7. Jose Ramirez .218/7/35- If you told me at the start of the season that Ramirez would rank dead last on my list of our starters I would assume our season was over. The trouble is that Ramirez is already a notorious slow finisher and now he hasn’t been himself for quite some time. He’s picked up right where he left off when he cooled down last season. Any ball he drives seems to be foul. If it’s in play it’s a popup. We aren’t that far removed from a time when a clutch situation arrived fans hoped it was Ramirez at the plate. That time has passed quickly. If Ramirez can somehow regain his form in the second half he would be as valuable as any trade at the deadline could be. He’s had a few promising games recently, but he is a different guy from what he was for much of last season.
Looking forward, there are two more spots in the lineup that will need to be filled the rest of the way. Right now, three guys are capable of filling those slots on a regular basis.
Tyler Naquin .266/7/23- With the Indians taking flyers on a couple of veterans early this season, Naquin had to prove he could finally catch up to a big league fastball. He has earned his way into the lineup once again by rewarding the team for giving him chances. He has played a stellar outfield for the team which will probably give him the edge on who gets the start from day to day.

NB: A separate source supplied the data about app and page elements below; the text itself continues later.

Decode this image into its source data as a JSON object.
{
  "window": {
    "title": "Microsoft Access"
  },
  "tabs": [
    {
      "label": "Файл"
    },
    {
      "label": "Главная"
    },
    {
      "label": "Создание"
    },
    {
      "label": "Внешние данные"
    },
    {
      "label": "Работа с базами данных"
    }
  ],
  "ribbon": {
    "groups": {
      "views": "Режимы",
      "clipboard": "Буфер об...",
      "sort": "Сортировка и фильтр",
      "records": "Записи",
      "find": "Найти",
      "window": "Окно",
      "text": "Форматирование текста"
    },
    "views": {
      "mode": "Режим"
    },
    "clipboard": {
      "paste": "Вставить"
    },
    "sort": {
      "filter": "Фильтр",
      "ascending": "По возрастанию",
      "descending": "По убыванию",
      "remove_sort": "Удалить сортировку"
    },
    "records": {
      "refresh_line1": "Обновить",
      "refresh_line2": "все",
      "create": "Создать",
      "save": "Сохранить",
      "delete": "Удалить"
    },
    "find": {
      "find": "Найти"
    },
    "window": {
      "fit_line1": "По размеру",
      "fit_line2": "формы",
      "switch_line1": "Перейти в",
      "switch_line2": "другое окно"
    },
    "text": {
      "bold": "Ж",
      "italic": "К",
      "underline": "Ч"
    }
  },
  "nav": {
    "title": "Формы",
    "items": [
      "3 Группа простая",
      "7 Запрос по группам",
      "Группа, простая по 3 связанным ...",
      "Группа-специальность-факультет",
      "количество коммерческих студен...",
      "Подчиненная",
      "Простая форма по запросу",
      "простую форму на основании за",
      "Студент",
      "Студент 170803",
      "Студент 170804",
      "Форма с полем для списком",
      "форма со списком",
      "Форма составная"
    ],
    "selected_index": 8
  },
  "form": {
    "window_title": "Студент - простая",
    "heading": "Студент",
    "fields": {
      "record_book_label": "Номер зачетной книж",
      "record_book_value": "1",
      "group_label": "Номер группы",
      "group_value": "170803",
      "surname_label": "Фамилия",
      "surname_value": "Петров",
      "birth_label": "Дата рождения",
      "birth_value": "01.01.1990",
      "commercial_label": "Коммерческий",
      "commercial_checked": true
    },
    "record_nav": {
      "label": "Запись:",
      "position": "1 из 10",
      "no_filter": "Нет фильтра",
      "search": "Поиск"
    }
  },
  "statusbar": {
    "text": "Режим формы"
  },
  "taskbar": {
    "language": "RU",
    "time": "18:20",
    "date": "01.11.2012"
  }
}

Bobby Bradley .219/0/3- Bradley finds himself in a weird spot now. When the big league team is struggling offensively and the minor league guy is tearing it up he has to be brought up. Bradley really hasn’t yet had the chance to show what he can do. He is getting his first real look at the majors and his eleven games are hardly a big enough sample size to make a judgment. With the team now back in a playoff race, can they afford to designate another spot in the lineup for someone to learn on the job? I think the answer is yes, with the hopes that once Bradley pops the top off his home run swing, many more will follow.
Jordan Luplow .253/9/24- Luplow will be the other name in the equation. While Luplow’s overall numbers are on par with Naquin’s, he’s not quite the asset on defense that Naquin is. He could stand to be a bit more consistent as well. Luplow is a bit of an all or nothing kind of player. When he has a great game he seems to disappear for a few games following. Those big games keep getting him opportunities, and I expect him to help share the load the rest of this season.
Either way, we are just a few short weeks removed from the speculative baseball media having fun trading all of the Indians players to big market teams. Now the Indians ownership probably won’t be buyers, but they certainly can’t be sellers. This will be a wild ride the rest of the way. A Tribe that was as boring as anything to watch have reemerged as a legitimate contender. As we prepare to enter baseball’s version of silly season, we will have to hang on for every wild story imaginable this month. We should be prepared for story time as we’ve already been told, “The Tale of Two Tribes.”